Why It Took 100 Years To Open The National Museum Of African American History And Culture
On Saturday, Sept. 24, thousands gathered in DC for the opening ceremony of the National Museum of African American History and Culture. The celebrations continued over the weekend with events, including a three-day festival planned through Sunday. After 100 years of working toward this museum, President Obama and Rep. John Lewis, who spearheaded the move to establish it, both spoke during Saturday's event about the importance of this particular space in regards to the history and culture of the United States. But why did it take 100 years to approve the museum?
According to Huffington Post, the idea to establish the museum was first discussed in 1916 between a group of black Civil War veterans. While it didn't come to fruition at the time, establishing and building the museum was a cause Lewis worked toward as soon as he was sworn into Congress in 1987. Lewis proposed the bill to receive funding for the museum every year for 15 years until former President George W. Bush finally signed the National Museum of African American History and Culture Act into law in 2003.
Huffington Post reported that many of the hurdles that kept the museum from being built until now were rooted in bigotry and the country's history of anti-black racism. New Jersey Sen. Cory Booker told the outlet, "In many ways, it itself is reminiscent or reflective of the African-American experience. Nothing has been easy. Everything has had to be earned."
During his remarks at Saturday's ceremony, Lewis spoke to that exact struggle of making this museum become a reality and his hope that the visitors of the museum will have a better understanding of this country's history:
As these doors open, it is my hope that each and every person who visits this beautiful museum will walk away deeply inspired, with a greater respect for the dignity and worth of every human being, and a stronger commitment to the ideals of justice, equality, and true democracy.
In 1994, when Representatives worked to pass the bill into law, North Carolina Sen. Jesse Helms suggested that allowing a museum for African American history would apparently set a "dangerous precedent," Huffington Post reported. He said: "Every other minority will give thought to asking the taxpayers to pony up for a special museum for them." However, his reasoning only served to erase the history of African Americans communities in this country.

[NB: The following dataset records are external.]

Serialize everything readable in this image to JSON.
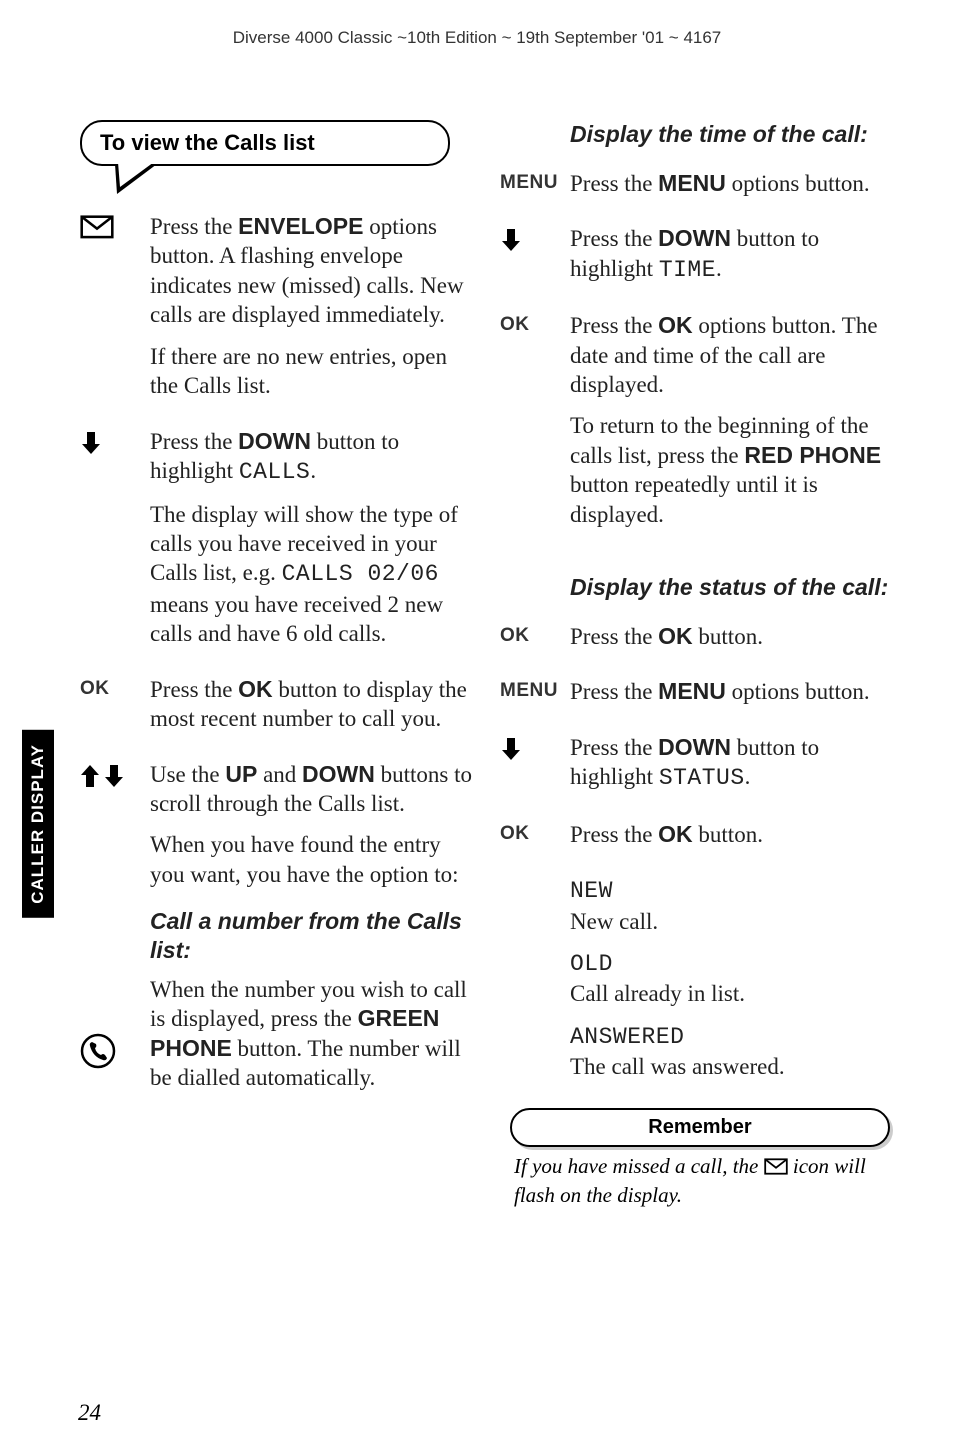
{
  "header": "Diverse 4000 Classic ~10th Edition ~ 19th September '01 ~ 4167",
  "sidetab": "CALLER DISPLAY",
  "pagenum": "24",
  "left": {
    "bubble": "To view the Calls list",
    "s1_a": "Press the ",
    "s1_b": "ENVELOPE",
    "s1_c": " options button. A flashing envelope indicates new (missed) calls. New calls are displayed immediately.",
    "s1_d": "If there are no new entries, open the Calls list.",
    "s2_a": "Press the ",
    "s2_b": "DOWN",
    "s2_c": " button to highlight ",
    "s2_d": "CALLS",
    "s2_e": ".",
    "s2_f": "The display will show the type of calls you have received in your Calls list, e.g. ",
    "s2_g": "CALLS 02/06",
    "s2_h": " means you have received 2 new calls and have 6 old calls.",
    "s3_lbl": "OK",
    "s3_a": "Press the ",
    "s3_b": "OK",
    "s3_c": " button to display the most recent number to call you.",
    "s4_a": "Use the ",
    "s4_b": "UP",
    "s4_c": " and ",
    "s4_d": "DOWN",
    "s4_e": " buttons to scroll through the Calls list.",
    "s4_f": "When you have found the entry you want, you have the option to:",
    "sub1": "Call a number from the Calls list:",
    "s5_a": "When the number you wish to call is displayed, press the ",
    "s5_b": "GREEN PHONE",
    "s5_c": " button. The number will be dialled automatically."
  },
  "right": {
    "sub1": "Display the time of the call:",
    "r1_lbl": "MENU",
    "r1_a": "Press the ",
    "r1_b": "MENU",
    "r1_c": " options button.",
    "r2_a": "Press the ",
    "r2_b": "DOWN",
    "r2_c": " button to highlight ",
    "r2_d": "TIME",
    "r2_e": ".",
    "r3_lbl": "OK",
    "r3_a": "Press the ",
    "r3_b": "OK",
    "r3_c": " options button. The date and time of the call are displayed.",
    "r3_d": "To return to the beginning of the calls list, press the ",
    "r3_e": "RED PHONE",
    "r3_f": " button repeatedly until it is displayed.",
    "sub2": "Display the status of the call:",
    "r4_lbl": "OK",
    "r4_a": "Press the ",
    "r4_b": "OK",
    "r4_c": " button.",
    "r5_lbl": "MENU",
    "r5_a": "Press the ",
    "r5_b": "MENU",
    "r5_c": " options button.",
    "r6_a": "Press the ",
    "r6_b": "DOWN",
    "r6_c": " button to highlight ",
    "r6_d": "STATUS",
    "r6_e": ".",
    "r7_lbl": "OK",
    "r7_a": "Press the ",
    "r7_b": "OK",
    "r7_c": " button.",
    "r8_a": "NEW",
    "r8_b": "New call.",
    "r9_a": "OLD",
    "r9_b": "Call already in list.",
    "r10_a": "ANSWERED",
    "r10_b": "The call was answered.",
    "remember": "Remember",
    "note_a": "If you have missed a call, the ",
    "note_b": " icon will flash on the display."
  }
}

Even after the bill was finally signed into law in 2003, the museum still faced various hurdles, though this time financially as the federal government agreed to pay for just half of the total $540 million cost to build the space. With contributions from the Oprah Winfrey Charitable Foundation and the Bill & Melinda Gates Foundation as well as various other individual donors, this important museum finally holds its rightful spot on the National Mall.

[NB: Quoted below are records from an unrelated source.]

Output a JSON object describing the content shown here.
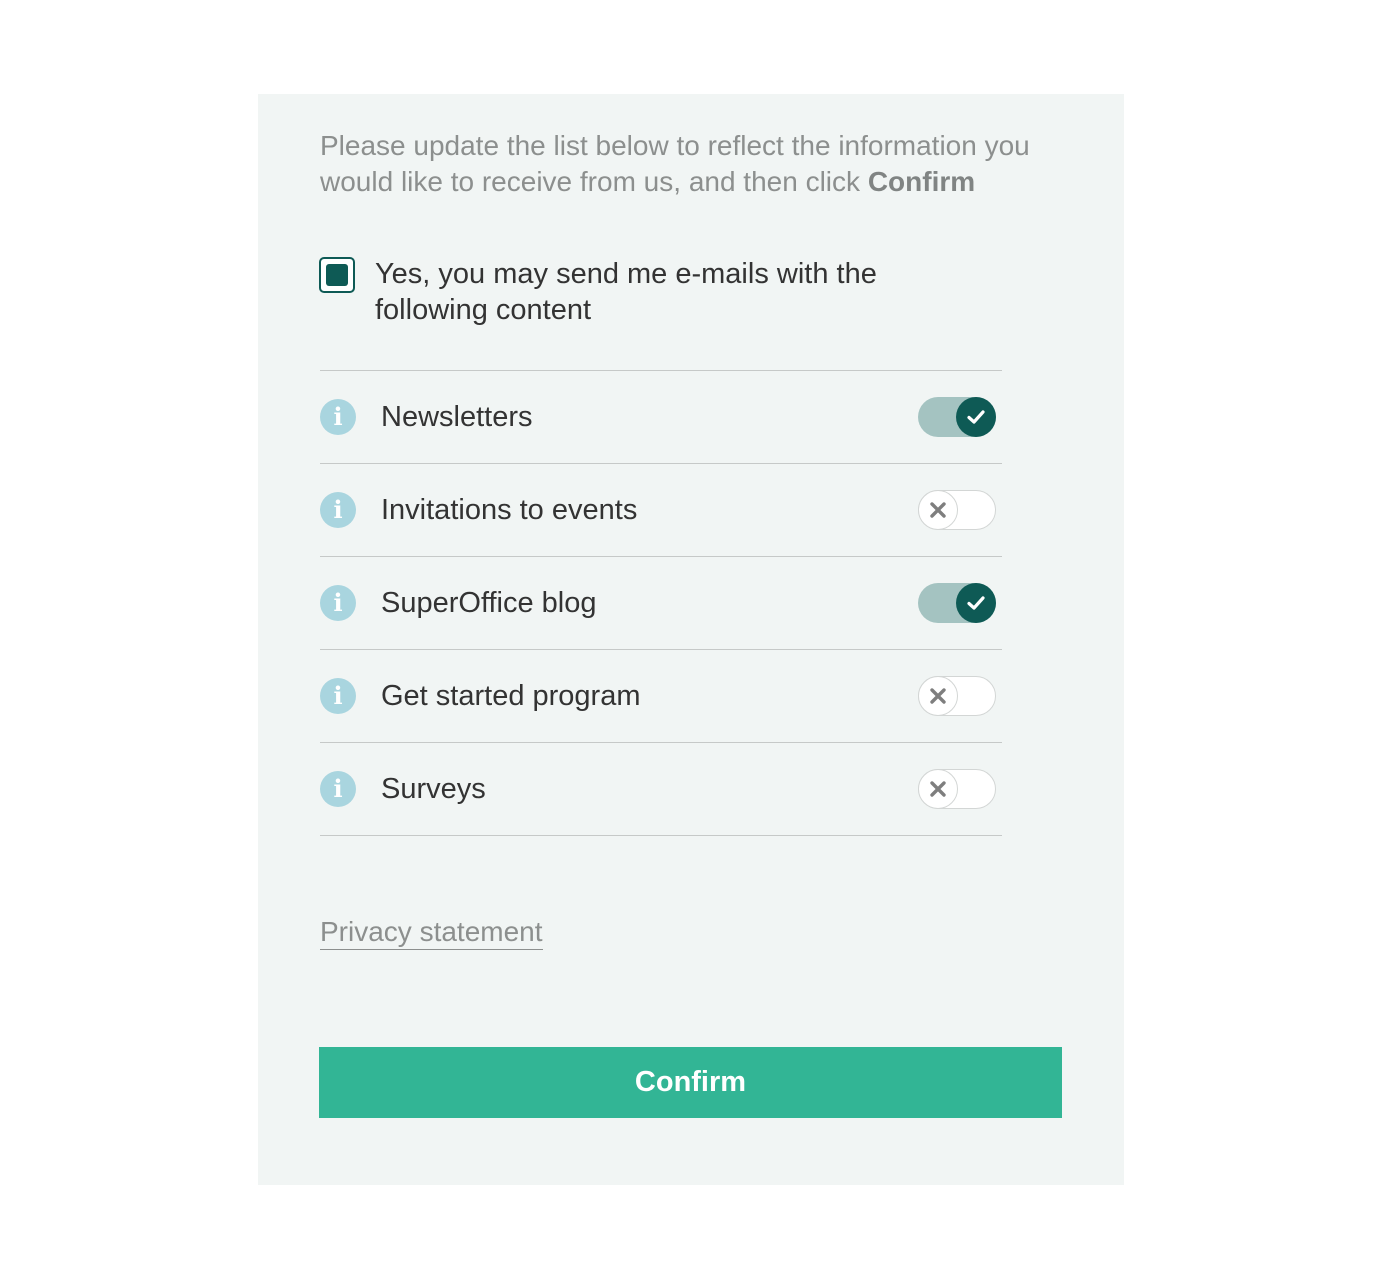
{
  "intro": {
    "text": "Please update the list below to reflect the information you would like to receive from us, and then click ",
    "emphasis": "Confirm"
  },
  "consent": {
    "label": "Yes, you may send me e-mails with the following content",
    "checked": true
  },
  "subscriptions": [
    {
      "label": "Newsletters",
      "enabled": true
    },
    {
      "label": "Invitations to events",
      "enabled": false
    },
    {
      "label": "SuperOffice blog",
      "enabled": true
    },
    {
      "label": "Get started program",
      "enabled": false
    },
    {
      "label": "Surveys",
      "enabled": false
    }
  ],
  "info_icon_glyph": "i",
  "privacy_link": "Privacy statement",
  "confirm_button": "Confirm",
  "colors": {
    "panel_bg": "#f1f5f4",
    "accent_dark": "#0e5a55",
    "toggle_on_track": "#a4c3c1",
    "info_icon": "#a9d5df",
    "confirm_bg": "#32b595"
  }
}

During his address on Saturday, President Obama shared why such a space is so important to not only the African American communities in America, but to this country's history, present, and future. He noted, "Perhaps [this museum] can help a white visitor understand the pain and anger of demonstrators in places like Ferguson and Charlotte." He added, "It can also help black visitors appreciate the fact that not only is this younger generation carrying on traditions of the past, but within the white communities across the nation, we see the sincerity of law enforcement officers and officials who, in fits and starts, are struggling to understand and are trying to do the right thing."